= What to produce =
Only lines containing the word "Rectangle" belong in the answer; copy each one from the records.

= Dataset records =
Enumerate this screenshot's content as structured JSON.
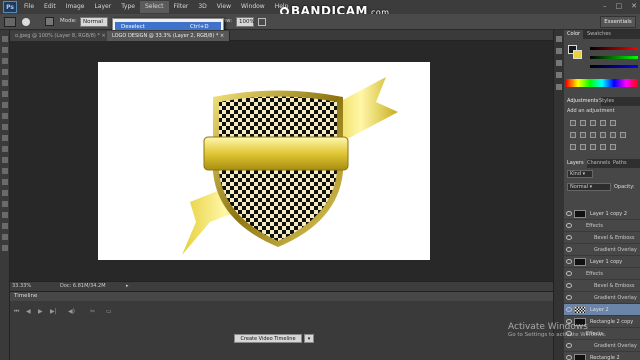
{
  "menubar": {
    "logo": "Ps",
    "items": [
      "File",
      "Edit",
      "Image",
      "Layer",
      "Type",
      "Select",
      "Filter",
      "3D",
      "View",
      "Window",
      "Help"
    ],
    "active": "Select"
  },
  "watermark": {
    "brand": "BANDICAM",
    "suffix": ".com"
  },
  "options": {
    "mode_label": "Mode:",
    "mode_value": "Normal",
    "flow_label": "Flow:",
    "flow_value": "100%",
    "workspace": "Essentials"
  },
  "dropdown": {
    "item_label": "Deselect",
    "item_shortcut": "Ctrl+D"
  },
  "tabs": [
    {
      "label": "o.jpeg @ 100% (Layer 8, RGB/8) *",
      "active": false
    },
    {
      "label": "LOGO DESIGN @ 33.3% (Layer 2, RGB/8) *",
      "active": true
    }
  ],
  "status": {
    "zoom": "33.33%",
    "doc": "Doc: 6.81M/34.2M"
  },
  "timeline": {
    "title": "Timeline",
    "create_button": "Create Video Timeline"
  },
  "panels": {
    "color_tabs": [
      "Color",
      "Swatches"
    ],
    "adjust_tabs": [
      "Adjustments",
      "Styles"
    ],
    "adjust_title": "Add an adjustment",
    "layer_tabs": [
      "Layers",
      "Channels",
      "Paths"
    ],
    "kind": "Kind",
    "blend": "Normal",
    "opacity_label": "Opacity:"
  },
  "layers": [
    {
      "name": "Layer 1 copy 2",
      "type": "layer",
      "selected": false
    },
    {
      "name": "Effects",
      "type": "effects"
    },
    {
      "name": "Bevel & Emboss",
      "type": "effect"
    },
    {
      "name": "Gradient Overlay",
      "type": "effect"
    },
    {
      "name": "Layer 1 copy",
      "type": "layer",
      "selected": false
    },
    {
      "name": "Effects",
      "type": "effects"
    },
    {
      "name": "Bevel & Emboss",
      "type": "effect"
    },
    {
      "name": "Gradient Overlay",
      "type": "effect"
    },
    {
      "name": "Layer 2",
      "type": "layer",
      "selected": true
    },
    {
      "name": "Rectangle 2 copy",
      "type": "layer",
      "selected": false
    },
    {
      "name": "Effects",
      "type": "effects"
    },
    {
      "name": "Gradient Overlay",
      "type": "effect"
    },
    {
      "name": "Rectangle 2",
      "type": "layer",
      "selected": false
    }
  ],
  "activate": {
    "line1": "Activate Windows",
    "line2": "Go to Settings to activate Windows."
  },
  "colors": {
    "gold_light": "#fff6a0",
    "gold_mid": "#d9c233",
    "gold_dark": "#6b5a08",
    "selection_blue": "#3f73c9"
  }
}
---
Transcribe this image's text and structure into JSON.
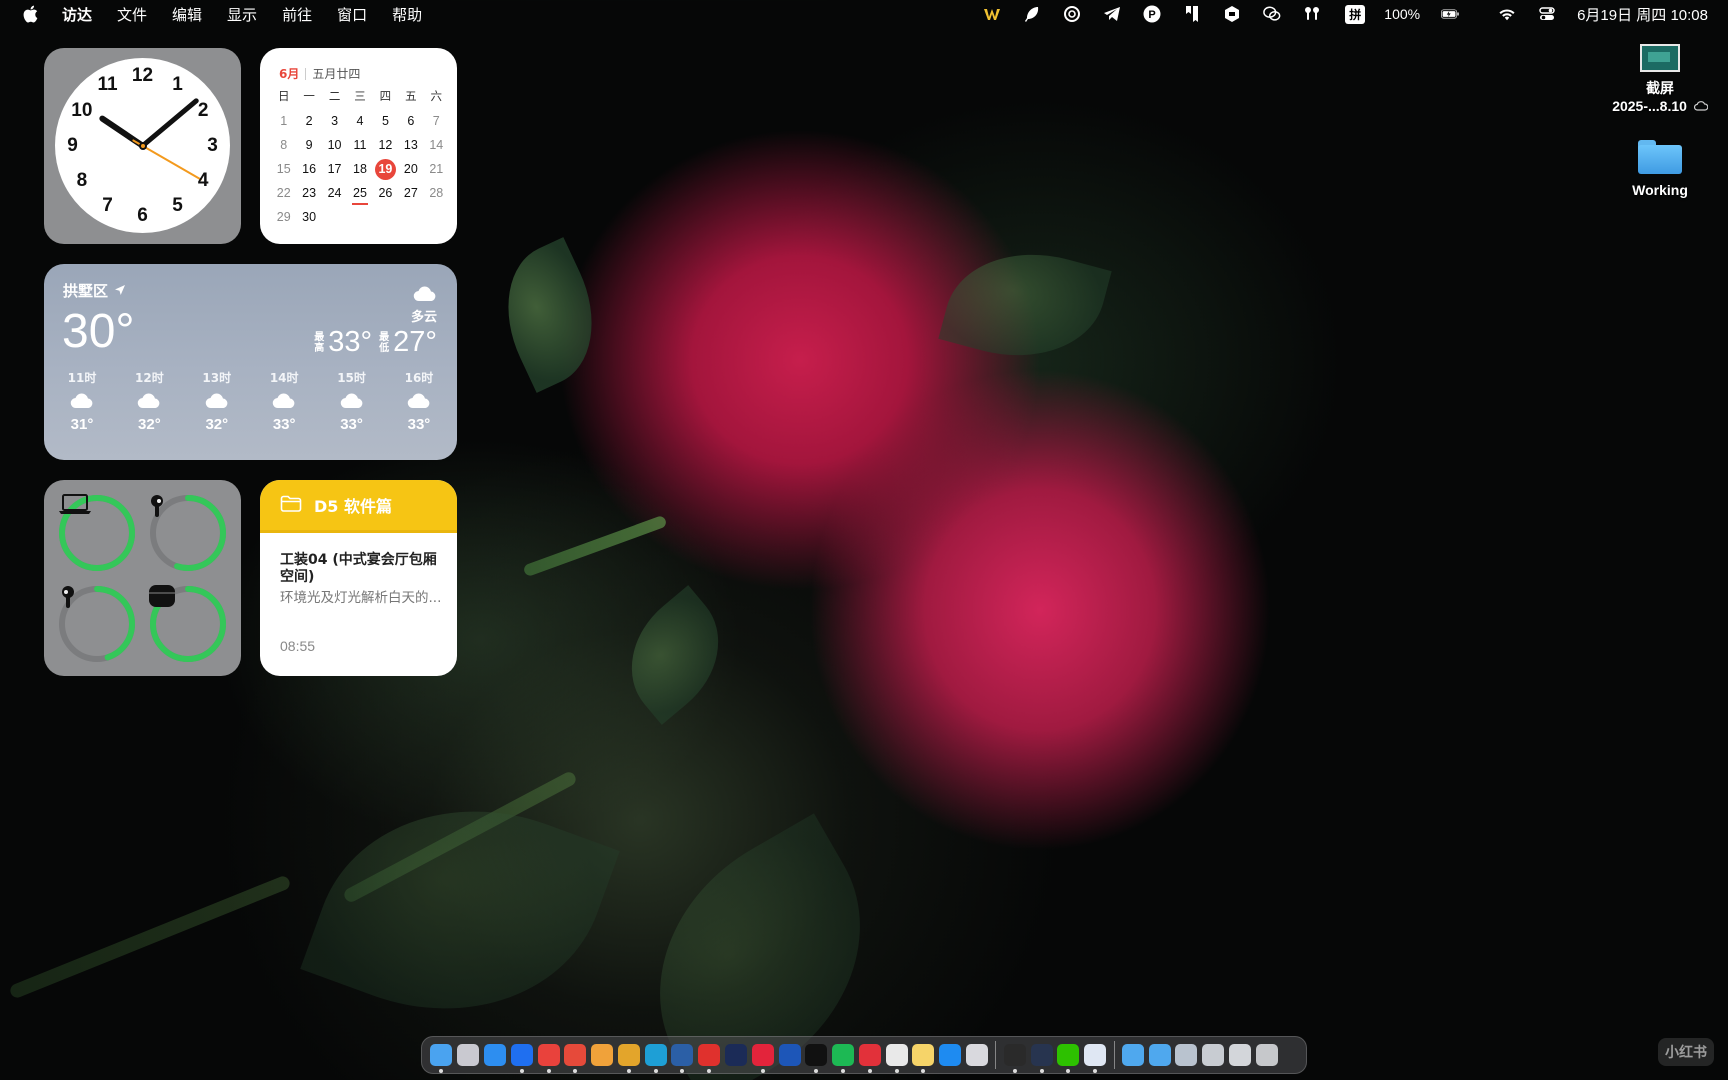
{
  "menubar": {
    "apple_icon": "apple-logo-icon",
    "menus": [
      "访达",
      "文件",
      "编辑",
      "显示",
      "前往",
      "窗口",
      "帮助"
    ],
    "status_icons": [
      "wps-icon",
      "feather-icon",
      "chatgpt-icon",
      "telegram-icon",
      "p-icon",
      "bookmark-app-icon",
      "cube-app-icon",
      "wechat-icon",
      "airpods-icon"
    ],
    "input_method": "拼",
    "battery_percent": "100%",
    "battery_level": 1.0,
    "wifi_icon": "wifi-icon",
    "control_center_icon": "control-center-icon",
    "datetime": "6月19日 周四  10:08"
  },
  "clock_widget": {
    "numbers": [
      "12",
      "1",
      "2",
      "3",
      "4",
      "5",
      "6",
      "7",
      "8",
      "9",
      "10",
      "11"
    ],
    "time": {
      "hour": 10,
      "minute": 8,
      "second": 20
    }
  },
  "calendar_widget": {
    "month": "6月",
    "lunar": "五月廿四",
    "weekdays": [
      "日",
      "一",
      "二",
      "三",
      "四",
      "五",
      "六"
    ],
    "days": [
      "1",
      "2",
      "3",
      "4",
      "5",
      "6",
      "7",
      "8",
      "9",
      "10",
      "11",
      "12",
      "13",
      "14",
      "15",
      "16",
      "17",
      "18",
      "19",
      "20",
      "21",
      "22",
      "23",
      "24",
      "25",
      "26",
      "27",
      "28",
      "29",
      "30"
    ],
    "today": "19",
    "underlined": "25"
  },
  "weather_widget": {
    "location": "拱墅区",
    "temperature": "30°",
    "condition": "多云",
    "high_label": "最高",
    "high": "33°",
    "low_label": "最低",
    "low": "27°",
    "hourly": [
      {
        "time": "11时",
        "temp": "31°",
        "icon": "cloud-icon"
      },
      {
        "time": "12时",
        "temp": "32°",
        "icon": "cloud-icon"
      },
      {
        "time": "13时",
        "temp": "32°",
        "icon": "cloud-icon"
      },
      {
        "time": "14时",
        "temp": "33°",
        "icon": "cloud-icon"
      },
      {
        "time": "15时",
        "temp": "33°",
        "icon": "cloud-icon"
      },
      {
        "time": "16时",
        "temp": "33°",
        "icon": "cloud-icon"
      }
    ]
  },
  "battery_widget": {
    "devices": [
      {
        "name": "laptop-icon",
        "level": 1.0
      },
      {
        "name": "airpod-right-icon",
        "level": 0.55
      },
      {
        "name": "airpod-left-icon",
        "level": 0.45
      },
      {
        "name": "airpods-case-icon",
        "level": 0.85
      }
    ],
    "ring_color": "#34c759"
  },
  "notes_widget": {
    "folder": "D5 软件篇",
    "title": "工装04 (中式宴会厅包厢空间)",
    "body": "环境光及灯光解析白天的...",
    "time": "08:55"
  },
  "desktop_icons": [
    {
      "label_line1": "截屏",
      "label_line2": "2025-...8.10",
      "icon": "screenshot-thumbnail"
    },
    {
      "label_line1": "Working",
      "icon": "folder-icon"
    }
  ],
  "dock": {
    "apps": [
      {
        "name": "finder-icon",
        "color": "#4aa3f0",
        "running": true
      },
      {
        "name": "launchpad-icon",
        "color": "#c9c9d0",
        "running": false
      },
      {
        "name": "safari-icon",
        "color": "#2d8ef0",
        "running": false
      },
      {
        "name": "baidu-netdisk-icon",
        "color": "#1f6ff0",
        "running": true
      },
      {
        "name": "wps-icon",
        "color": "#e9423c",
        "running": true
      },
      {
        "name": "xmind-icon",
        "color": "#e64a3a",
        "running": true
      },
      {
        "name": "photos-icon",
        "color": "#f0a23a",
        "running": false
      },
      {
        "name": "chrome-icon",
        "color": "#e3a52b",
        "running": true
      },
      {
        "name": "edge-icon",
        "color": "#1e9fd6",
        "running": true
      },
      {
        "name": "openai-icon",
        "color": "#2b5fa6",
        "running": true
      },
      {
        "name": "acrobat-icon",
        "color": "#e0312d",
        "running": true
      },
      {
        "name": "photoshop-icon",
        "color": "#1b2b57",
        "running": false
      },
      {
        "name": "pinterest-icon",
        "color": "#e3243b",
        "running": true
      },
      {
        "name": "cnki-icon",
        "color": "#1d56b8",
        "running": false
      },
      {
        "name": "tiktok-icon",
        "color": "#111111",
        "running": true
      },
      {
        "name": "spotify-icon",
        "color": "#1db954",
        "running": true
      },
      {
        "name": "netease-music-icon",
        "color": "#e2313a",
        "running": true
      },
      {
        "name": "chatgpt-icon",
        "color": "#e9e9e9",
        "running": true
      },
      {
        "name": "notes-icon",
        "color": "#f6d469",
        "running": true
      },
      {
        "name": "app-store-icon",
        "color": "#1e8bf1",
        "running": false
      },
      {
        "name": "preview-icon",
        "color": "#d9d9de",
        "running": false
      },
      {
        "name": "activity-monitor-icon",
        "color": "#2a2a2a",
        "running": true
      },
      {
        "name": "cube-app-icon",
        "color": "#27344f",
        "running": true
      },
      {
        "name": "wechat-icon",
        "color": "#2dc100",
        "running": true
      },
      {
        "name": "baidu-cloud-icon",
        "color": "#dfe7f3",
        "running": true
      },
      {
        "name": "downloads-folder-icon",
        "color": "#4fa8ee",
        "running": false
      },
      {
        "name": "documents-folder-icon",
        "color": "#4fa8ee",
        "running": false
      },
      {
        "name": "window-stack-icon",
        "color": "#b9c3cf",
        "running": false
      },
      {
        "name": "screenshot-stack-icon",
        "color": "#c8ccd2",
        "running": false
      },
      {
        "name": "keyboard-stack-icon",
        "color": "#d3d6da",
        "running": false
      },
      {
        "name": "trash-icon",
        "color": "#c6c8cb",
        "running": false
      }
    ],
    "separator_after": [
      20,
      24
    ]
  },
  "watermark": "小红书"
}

= Solution for this problem =
      "name": "Rectangle 2 copy",
      "name": "Rectangle 2",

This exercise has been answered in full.